Jalan Besar GRC Formed from Geylang West, Jalan Besar and Kolam Ayer SMCs.
Marine Parade GRC Formed from Geylang Serai, Joo Chiat and Marine Parade SMCs.
Pasir Panjang GRC Formed from Clementi, Pasir Panjang and West Coast SMCs.
Sembawang GRC Formed from parts of Nee Soon (Chong Pang and Nee Soon East) and most of Sembawang SMCs
Nee Soon Central and Nee Soon South were subsumed into its own SMCs
Tampines GRC Formed from Changkat SMC and Tampines SMC (the latter was divided into Tampines Changkat, Tampines East and Tampines West)
Tiong Bahru GRC Formed from Delta, Henderson, Tiong Bahru and Radin Mas SMCs; Delta was absorbed into Tiong Bahru division.
Toa Payoh GRC Formed from Boon Teck, Khe Bong, Kuo Chuan and Toa Payoh SMCs; Khe Bong was absorbed into Boon Teck division.
New Single Member Constituencies
Bukit Gombak SMC Carved out from Bukit Batok SMC
Hougang SMC Carved out from Punggol SMC
Nee Soon Central SMC
Nee Soon East SMC
Carved out from Nee Soon SMC
Defunct Single Member Constituencies
Anson SMC Absorbed to Tanjong Pagar SMC
Bo Wen SMC Absorbed to Ang Mo Kio SMC
River Valley SMC Absorbed to Cairnhill SMC
Rochore SMC Absorbed to Kampong Glam SMC
Telok Ayer SMC Absorbed to Kreta Ayer SMC
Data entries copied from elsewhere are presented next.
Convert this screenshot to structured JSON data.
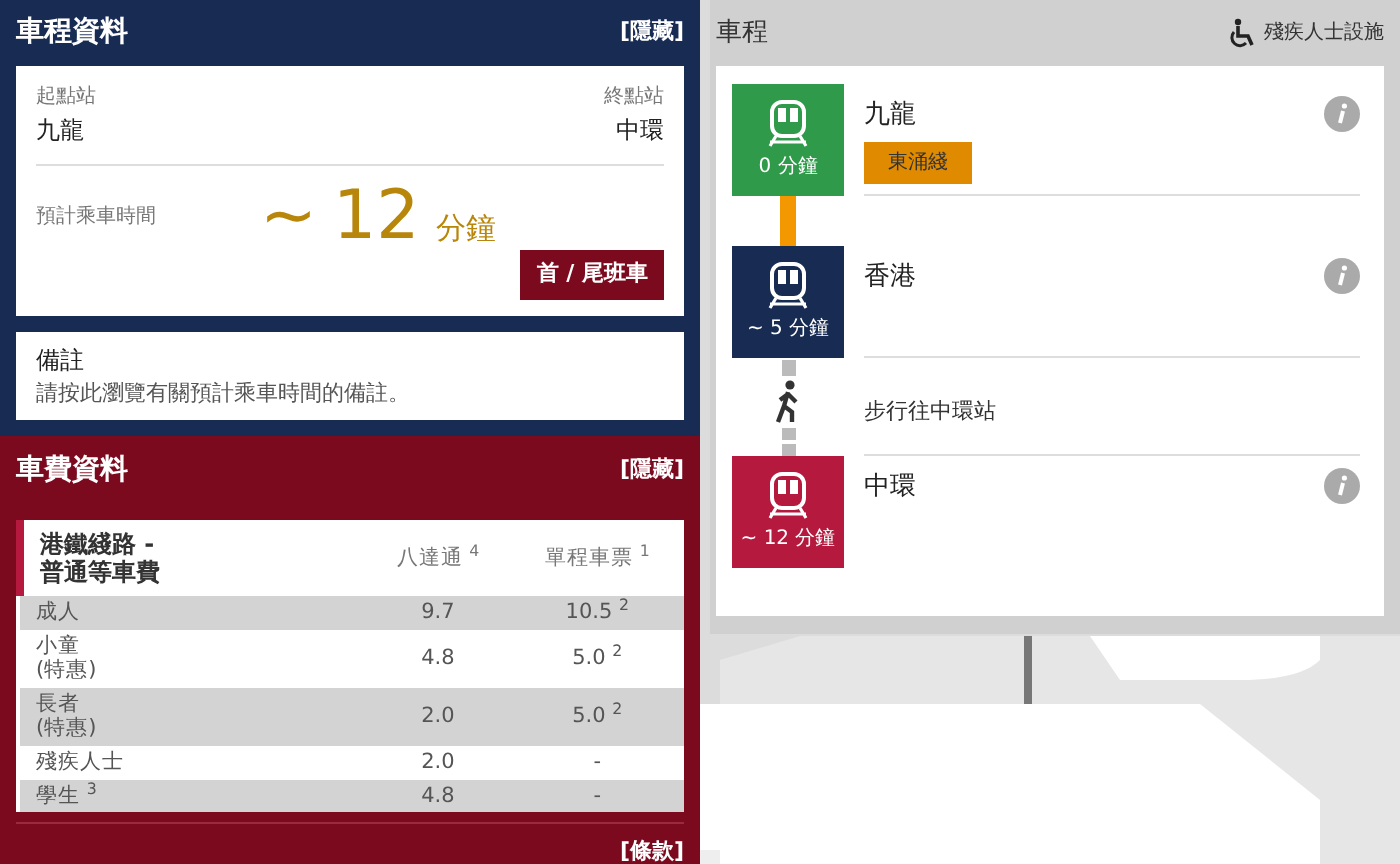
{
  "trip_info": {
    "title": "車程資料",
    "toggle": "[隱藏]",
    "from_label": "起點站",
    "from": "九龍",
    "to_label": "終點站",
    "to": "中環",
    "duration_label": "預計乘車時間",
    "duration_prefix": "~",
    "duration_value": "12",
    "duration_unit": "分鐘",
    "button": "首 / 尾班車",
    "remarks_title": "備註",
    "remarks_text": "請按此瀏覽有關預計乘車時間的備註。"
  },
  "fare_info": {
    "title": "車費資料",
    "toggle": "[隱藏]",
    "columns": [
      "港鐵綫路 -\n普通等車費",
      "八達通 $^{4}$",
      "單程車票 $^{1}$"
    ],
    "rows": [
      [
        "成人",
        "9.7",
        "10.5 $^{2}$"
      ],
      [
        "小童\n(特惠)",
        "4.8",
        "5.0 $^{2}$"
      ],
      [
        "長者\n(特惠)",
        "2.0",
        "5.0 $^{2}$"
      ],
      [
        "殘疾人士",
        "2.0",
        "-"
      ],
      [
        "學生 $^{3}$",
        "4.8",
        "-"
      ]
    ],
    "footer": "[條款]"
  },
  "journey": {
    "title": "車程",
    "accessibility": "殘疾人士設施",
    "items": [
      {
        "kind": "station",
        "name": "九龍",
        "time": "0 分鐘",
        "color": "#2e9a4a",
        "line": {
          "label": "東涌綫",
          "color": "#e08a00"
        }
      },
      {
        "kind": "rail",
        "color": "#f39800"
      },
      {
        "kind": "station",
        "name": "香港",
        "time": "~ 5 分鐘",
        "color": "#172b53"
      },
      {
        "kind": "walk",
        "text": "步行往中環站"
      },
      {
        "kind": "station",
        "name": "中環",
        "time": "~ 12 分鐘",
        "color": "#b5193e"
      }
    ]
  }
}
New candidates[]

  • A Nasser Kamaruddin
  • Chay Wai Chuen
  • Charles Chong
  • Choo Wee Khiang
  • George Yeo Yong Boon
  • Hong Hai
  • John Chen Seow Phun
  • K Shanmugam
  • Lew Syn Pau
  • Loh Meng See
  • Low Seow Chay
  • Ong Chit Chung
  • Peh Chin Hua
  • Peter Sung
  • Seet Ai Mee
  • Wong Kwei Cheong

Retiring candidates[]

Candidate Age Constituency Since Replacement
Ang Kok Peng 61 Buona Vista 1972 Peter Sung
Chai Chong Yii 53 Bukit Batok 1972 Ong Chit Chung
E.W. Barker 68 Tanglin 1959 Lew Syn Pau
Eric Cheong 58 Toa Payoh 1968 Davinder Singh
Fong Sip Chee 50 Kampong Chai Chee 1963 Hong Hai
Jek Yeun Thong 58 Queenstown 1968 Chay Wai Chuen
Lai Tha Chai 52 Henderson 1972 S Vasoo
Ong Pang Boon 58 Telok Ayer 1959 Merged into Kreta Ayer
Phua Bah Lee 56 Tampines 1968 Split into three different wards
S. Rajaratnam 73 Kampong Glam 1959 Loh Meng See
Tang See Chim 56 Chua Chu Kang 1966 Low Seow Chay
Toh Chin Chye 68 Rochor 1959 Merged into Kampong Glam
Yeo Choo Kok 52 Delta 1970 Merged into Kim Seng


Voter turnout was 94.7%, although this figure represents the turnout among the 1,449,838 voters in 70 constituencies to be contested,[1] with PAP candidates earning walkovers in the other 11 which had 219,175 voters.

Party Votes % Seats +/–
People's Action Party 848,029 63.2 80 +3
Workers' Party 224,473 16.7 0 –1
Singapore Democratic Party 158,341 11.8 1 0
National Solidarity Party 50,432 3.8 0 New
United People's Front 17,282 1.3 0 0
Singapore Justice Party 14,660 1.1 0 0
Singapore Malay National Organisation 13,526 1.0 0 0
Angkatan Islam 280 0.0 0 0
Independents 15,412 1.1 0 0
Invalid/blank votes 30,629
Total 1,373,064 100 81 +2
Registered voters/turnout 1,449,838 94.7
Source: Singapore Elections